Scientists in NASA's Jet Propulsion Laboratory and the Johns Hopkins University Applied Physics Laboratory (APL) continue to monitor the skies for signs of the missing $159-million CONTOUR spacecraft. But with still no communication from the comet-hunting probe as of Tuesday afternoon, it is looking less and less likely that the mission can be saved.

Launched July 3, CONTOUR was designed to explore the centers of comets--the most numerous large bodies in the solar system--which formed billions of years ago as the planets were taking shape. Its itinerary included flybys within 100 kilometers of the comets Encke and Schwassmann-Wachmann3 (both members of Jupiter's family of comets) in 2003 and 2006, respectively.

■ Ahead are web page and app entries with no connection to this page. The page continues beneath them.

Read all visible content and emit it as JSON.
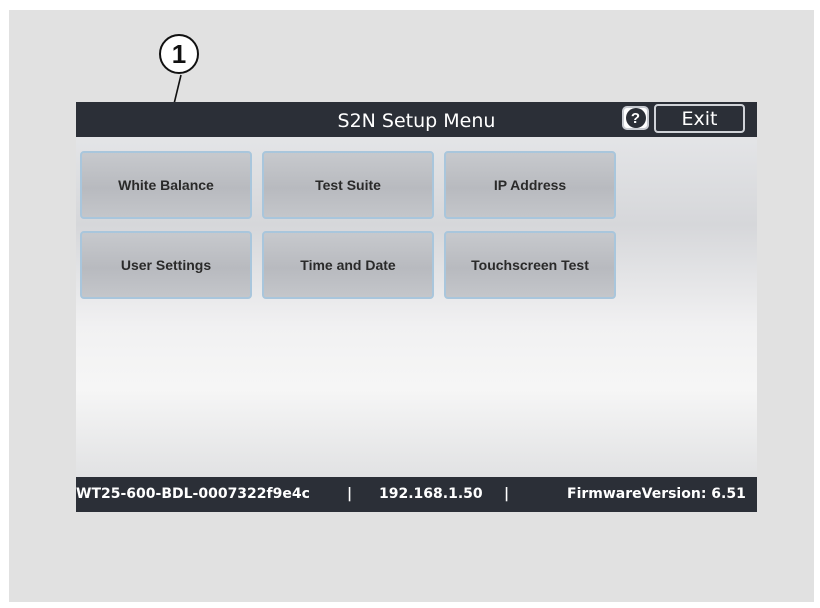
{
  "callout": {
    "number": "1"
  },
  "titlebar": {
    "title": "S2N Setup Menu",
    "help_label": "?",
    "exit_label": "Exit"
  },
  "menu": {
    "buttons": [
      {
        "label": "White Balance"
      },
      {
        "label": "Test Suite"
      },
      {
        "label": "IP Address"
      },
      {
        "label": "User Settings"
      },
      {
        "label": "Time and Date"
      },
      {
        "label": "Touchscreen Test"
      }
    ]
  },
  "status": {
    "device_id": "WT25-600-BDL-0007322f9e4c",
    "separator": "|",
    "ip": "192.168.1.50",
    "firmware": "FirmwareVersion: 6.51"
  }
}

CONTOUR spent more than a month circling Earth and on August 15, the spacecraft's rocket motor was scheduled to fire and blast the probe out of our planet's orbit. But 45 minutes after the burn, an expected signal to NASA's Deep Space Network of radio antennas failed to arrive. Additional bad news came the following day when several observatories recorded telescope images showing two objects traveling along CONTOUR's predicted path--indications that the spacecraft may have broken in two. The scientists could not determine how big the objects were, however, so they remain hopeful that CONTOUR is largely intact. "We realize the possibilities are small, but we can't discount the idea that the spacecraft is still operable," Mission Director Robert Farquhar of the APL said late Monday. "We have to determine that before we give up."

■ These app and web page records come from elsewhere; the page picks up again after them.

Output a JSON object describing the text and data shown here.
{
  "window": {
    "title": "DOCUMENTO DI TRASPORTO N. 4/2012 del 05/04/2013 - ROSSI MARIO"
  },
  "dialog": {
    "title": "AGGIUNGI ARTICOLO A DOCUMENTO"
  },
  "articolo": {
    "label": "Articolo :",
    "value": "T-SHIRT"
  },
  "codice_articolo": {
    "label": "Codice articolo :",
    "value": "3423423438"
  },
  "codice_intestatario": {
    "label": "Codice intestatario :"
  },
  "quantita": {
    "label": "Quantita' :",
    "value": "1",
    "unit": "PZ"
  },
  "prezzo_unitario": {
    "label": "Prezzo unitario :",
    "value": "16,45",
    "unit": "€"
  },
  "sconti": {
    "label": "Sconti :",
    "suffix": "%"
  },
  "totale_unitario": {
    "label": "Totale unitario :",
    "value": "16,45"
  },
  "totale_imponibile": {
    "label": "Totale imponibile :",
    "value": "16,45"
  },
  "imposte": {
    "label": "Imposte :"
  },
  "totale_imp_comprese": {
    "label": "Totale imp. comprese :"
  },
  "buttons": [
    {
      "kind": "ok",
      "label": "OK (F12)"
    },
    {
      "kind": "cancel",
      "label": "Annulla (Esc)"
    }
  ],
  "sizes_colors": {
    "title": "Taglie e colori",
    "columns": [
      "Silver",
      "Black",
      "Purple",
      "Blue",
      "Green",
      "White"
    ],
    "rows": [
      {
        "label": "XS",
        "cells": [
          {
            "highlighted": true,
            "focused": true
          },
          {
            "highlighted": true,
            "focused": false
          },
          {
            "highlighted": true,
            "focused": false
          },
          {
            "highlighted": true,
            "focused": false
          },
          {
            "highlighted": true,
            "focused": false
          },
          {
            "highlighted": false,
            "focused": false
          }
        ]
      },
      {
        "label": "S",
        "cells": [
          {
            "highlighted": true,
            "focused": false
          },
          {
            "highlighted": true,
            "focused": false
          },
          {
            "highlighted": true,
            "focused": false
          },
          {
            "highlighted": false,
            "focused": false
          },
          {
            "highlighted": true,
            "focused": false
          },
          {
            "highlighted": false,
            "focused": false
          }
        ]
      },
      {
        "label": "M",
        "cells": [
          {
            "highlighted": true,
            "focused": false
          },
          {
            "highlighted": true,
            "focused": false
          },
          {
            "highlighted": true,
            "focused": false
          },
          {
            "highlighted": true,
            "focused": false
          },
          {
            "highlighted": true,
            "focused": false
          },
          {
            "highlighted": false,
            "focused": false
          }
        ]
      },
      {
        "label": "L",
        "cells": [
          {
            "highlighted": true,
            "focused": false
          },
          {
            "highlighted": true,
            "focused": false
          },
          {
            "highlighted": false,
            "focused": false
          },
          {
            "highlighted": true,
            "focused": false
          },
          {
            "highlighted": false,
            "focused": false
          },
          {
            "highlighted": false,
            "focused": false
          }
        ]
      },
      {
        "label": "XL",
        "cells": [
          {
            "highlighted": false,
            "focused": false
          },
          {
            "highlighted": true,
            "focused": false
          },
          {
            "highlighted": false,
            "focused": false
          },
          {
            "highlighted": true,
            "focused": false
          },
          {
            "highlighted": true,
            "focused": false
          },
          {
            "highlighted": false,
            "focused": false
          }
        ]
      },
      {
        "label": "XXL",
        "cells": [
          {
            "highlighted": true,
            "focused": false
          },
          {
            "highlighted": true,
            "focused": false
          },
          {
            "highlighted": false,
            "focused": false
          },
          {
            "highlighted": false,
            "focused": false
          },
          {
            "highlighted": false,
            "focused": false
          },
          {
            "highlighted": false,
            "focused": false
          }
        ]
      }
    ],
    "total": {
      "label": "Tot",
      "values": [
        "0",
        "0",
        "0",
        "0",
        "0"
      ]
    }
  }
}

If it is still operative, CONTOUR should be close to completing a 60-hour-long attempt to transmit a signal to Earth through three of its four antennas. This sequence is scheduled to begin 96 hours after CONTOUR receives its last command. But because it is unclear what commands the craft received late last week, the 96-hour period could have ended any time between 4:09 a.m. (EDT) and 10:09 p.m (EDT) on Monday. And even if CONTOUR is functioning properly, scientists on the ground may not know it. "It may be difficult to hear anything because, depending on the spacecraft's position and condition, the antennas might not have a direct line of sight toward Earth," says CONTOUR Mission Operations Manager Mark Holdridge. If no signal is detected by the end of the week, NASA plans to resume searching for the craft in late December, when its antennas may be more favorably positioned.